This is the last blog in our series as we count down to the winter solstice -- the darkest day of the year. These past few weeks, we've featured some of the brightest lights of hope, the true shooting stars, in our community
Over the past few months, I've found myself in a constant state of travel, often moving up and down the East Coast, and every time I return to Oregon, I do so with fresh eyes.
If you've read the blogs in this Countdown to Solstice series, you'll know that this year we took part in the Emotion Revolution Summit, co-hosted by the Yale Center for Emotional Intelligence and Lady Gaga's Born This Way Foundation, which focused on the social and emotional climate in our nation's high schools. After listening to Patrick Kennedy speak at a Mental Health America NYC policy meeting on the same day that we attended the CEO Summit on Mental Health in the Workplace at the New York Stock Exchange, and after participating in the Rosalynn Carter Center Symposium on Mental Health Policy -- I can say that radical change is in the air.
But after talking of education and mental health reform at a national, systemic level, it is especially encouraging to come back home to Oregon and see theory being put into practice! I'd like to spotlight the following individuals and organizations working across the state for their holistic and progressive contributions to brain health and education. Through them all burns a fierce light of hope!
- Keep Oregon Well! #KeepOregonWell is an awareness campaign partnership between Alpha Media and Trillium Family Services, featuring concerts and interviews with great artists that includes Walk Off the Earth, Bleachers, Michael Franti, David Gray, Charli XCX, and Flo Rida! Sheila Hamilton (featured below) wrote a moving blog detailing her interview with David Gray that touches on self-care and mental health awareness.
Sheila Hamilton, is truly an inspiration. A five-time Emmy Award-winning journalist and news director at KINK FM, Sheila has also authored a memoir that came out this fall. All the Things We Never Knew details her experience with her late husband's mental illness. A moving and brave book from a Flawless woman!
Dr. Stuart Ablon is the director of Think:Kids and an associate professor of psychology at Harvard Medical School. Think:Kids teaches and promotes Collaborative Problem Solving (CPS) as a means to help children with behavioral challenges. The method uses relationship-building and skill-building, not power and control, to help kids. Dr. Ablon remarks, "The State of Oregon has been a leader across the world in better understanding and helping youth with behavioral challenges. Statewide efforts to implement Collaborative Problem Solving across systems of care have literally set the bar for more humane, compassionate and effective treatment for kids and their families."

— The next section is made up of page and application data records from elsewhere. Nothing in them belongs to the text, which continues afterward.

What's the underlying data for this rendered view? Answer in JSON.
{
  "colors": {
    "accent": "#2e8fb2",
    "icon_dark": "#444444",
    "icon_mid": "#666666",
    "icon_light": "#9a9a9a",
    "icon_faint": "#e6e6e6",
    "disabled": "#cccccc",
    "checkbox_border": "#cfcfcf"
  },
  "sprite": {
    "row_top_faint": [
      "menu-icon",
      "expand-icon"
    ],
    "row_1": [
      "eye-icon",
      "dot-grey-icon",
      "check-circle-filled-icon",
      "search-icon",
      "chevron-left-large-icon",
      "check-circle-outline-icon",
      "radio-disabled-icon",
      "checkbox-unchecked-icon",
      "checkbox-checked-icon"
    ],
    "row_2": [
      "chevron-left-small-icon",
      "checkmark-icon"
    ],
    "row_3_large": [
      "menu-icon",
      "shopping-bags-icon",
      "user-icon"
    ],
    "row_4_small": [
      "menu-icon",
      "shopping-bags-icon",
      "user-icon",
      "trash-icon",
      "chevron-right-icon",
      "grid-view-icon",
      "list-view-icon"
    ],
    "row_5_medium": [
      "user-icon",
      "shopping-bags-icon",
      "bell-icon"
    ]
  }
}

Dr. Ajit Jetmalani, the Director of Child and Adolescent Psychiatry at OHSU, helped drive the alliance between OHSU and Massachusetts General Hospital/ Think:Kids back in 2012, which has increased the dissemination of the CPS model throughout Oregon. About this revolutionary approach, Dr. Jetmalani has said, "By approaching children differently, we create opportunities for empathetic relationships that can dramatically reduce challenging behaviors."
J Pepin Art Gallery was founded by Jennifer Pepin, an artist with a history of mental health challenges. The gallery features contemporary artists who are reframing the perceptions of mental health. Along with their work, each artist publicly shares their creative journey and experience with mental illness.
Portland's suicide rate is much higher than the national average, and this innovative, patient-centered behavioral health care center will offer immediate care to people experiencing a mental health crisis. Emergency room treatment for people with behavioral health issues is a public health issue across the country: People can get stuck in emergency rooms without access to adequate care for days. This center will be a national model and will provide a safety net so fewer people will fall through the cracks of the mental health system.
The end of each year brings many of us time and space to regroup -- to take in all the lessons and accomplishments of the year. We reflect and we learn. And what better way to forge a new path in the new year, then by creating ample space to celebrate those people and organizations who have given new hope to brain health care and education in this country? The intention of our countdown, much like the intention of all we do, is to spread light in the dark -- to look deeper into the shadow and see hope begin to glow. We have focused on the accomplishments that we're thankful for at the Flawless Foundation; we've focused on the myriad of innovative brain health approaches being spearheaded coast to coast, from New York City to Portland, Oregon; and we've taken the moment to reflect on the past, particularly the anniversary of the tragedy in Newtown, and how those affected are fashioning their own light and hope out of absolute darkness. So, we take another step, and we look forward. We hold the virtues of flawlessness in our hearts, and we carry light with us through the darkest day of the year and begin anew, with more sun shining on each passing day